Q: Do you feel a strong connection to Russia?
I’ve got two degrees in Russian, and I taught Russian at university. So I did have that strong connection, though that’s gone now. My career has been mainly based on conflict resolution. I’ve taken part in three peace processes.
Q: Which ones?
The Kurds, in northern Iraq. I worked on the peace agreement there which was concluded in 1998. I was the only foreign diplomat going into Kurdistan on a regular basis. And I had a bounty on my head from Saddam Hussein. I was sentenced to death. Then I spent a long time working on the Sudan peace agreement between 2002 and 2005. I was there the whole way through negotiations, and I was the first ambassador to South Sudan from any country from 2011. That was an interesting time and place. And the other peace process I worked on was between the two countries, Sudan and South Sudan, to clear up things that hadn’t been cleared up.
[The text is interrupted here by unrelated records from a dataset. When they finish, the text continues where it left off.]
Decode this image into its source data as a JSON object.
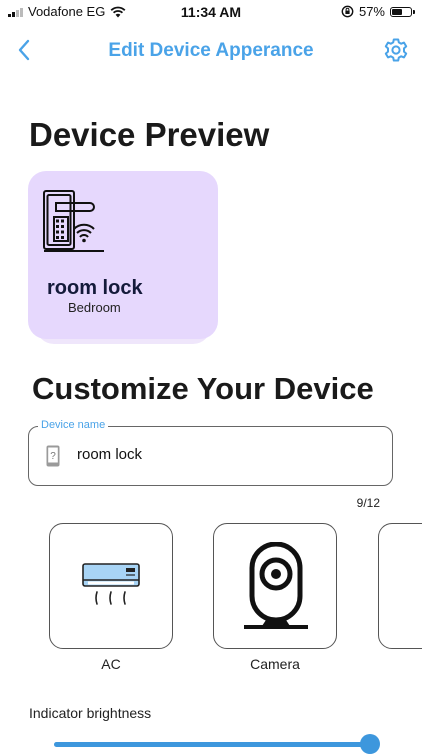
{
  "status_bar": {
    "carrier": "Vodafone EG",
    "time": "11:34 AM",
    "battery_percent": "57%",
    "battery_level": 0.57
  },
  "header": {
    "title": "Edit Device Apperance"
  },
  "preview_section": {
    "heading": "Device Preview",
    "device_name": "room lock",
    "room": "Bedroom",
    "card_color": "#e6d8fd"
  },
  "customize_section": {
    "heading": "Customize Your Device",
    "device_name_field": {
      "legend": "Device name",
      "value": "room lock"
    },
    "char_counter": "9/12"
  },
  "device_types": [
    {
      "label": "AC",
      "icon": "air-conditioner-icon"
    },
    {
      "label": "Camera",
      "icon": "security-camera-icon"
    }
  ],
  "brightness": {
    "label": "Indicator brightness",
    "value": 1.0
  },
  "colors": {
    "accent": "#4aa3e8",
    "slider": "#3d97dd"
  }
}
Q: What has kept you in the job?
It’s a desire to help, but also I’ve built up a career in conflict resolution. That necessarily drags me to certain spots. It’s challenging but it’s very rewarding.
Q: Are there simple keys to conflict resolution?
The people have to want peace, for a start. But the biggest issue is maintaining attention on the agreement after it’s been concluded. When we started the Sudan talks, we thought it was an impossible challenge. War had been going on for 20 years, and two million people had been killed. We realised it was going to be tough. But the hardest thing was implementation at the end of it, because the situation was fragile.
Q: You’re now based in Jerusalem. What is your role?
It’s interesting. I’m actually not accredited to any country. As far as the international community is concerned, Jerusalem’s final status has not yet been agreed. In reality, I’m the UK’s representative to the Palestinians, not to Israel. Every embassy to Israel is in Tel Aviv. There are nine consulates-general in Jerusalem, and I’m one of those. It’s a unique role.
Q: What’s life like in the city?
It’s tense. There are so many pressures on people living there. There are two peoples who want it for their own, and they can’t agree on it. It’s a state of not war, not peace.
Q: Will there ever be peace in that part of the world?
I certainly hope so. It would suit both sides. They’ve spent far too long not at peace.
Q: How much longer do you think you will stay there?
I’m only there till the summer. I’ve been there three years. It’s time for me to move on.
Q: Is your family with you?
My wife splits her time between London and Jerusalem. She’s still in the diplomatic service. My kids are in their 20s now.
Q: Have your experiences at global hot spots made you more or less optimistic that peace is possible in the most difficult areas? My experience has taught me that conflicts are very rarely confined to one place. Because the world is getting smaller, there’s no longer such a thing as a distant war. No matter where you are, there will be some sort of ramifications whether that is security or migration or whatever.
Q: Favourite part of the world?
In between the hot spots, I spent three years in Italy, which was probably the nicest of my jobs. So Rome was the easy posting, if you like.
Q: Hardest or most dangerous?
It’s hard to say. Kurdistan, probably, because of the bounty on my head. South Sudan was and still is very dangerous. Lots of conflict. I travelled around the hot spots in a UN helicopter, and there was always a chance of catching a stray bullet. One of the consequences of living there was that I put on weight, because you can’t exactly go out for a run.
Q: Fancy a quiet retirement in Oamaru?
I wouldn’t mind it. I come back every few years to see my parents and have a wander around. But I’m not ready for retirement yet. We’ll see what my next job will be.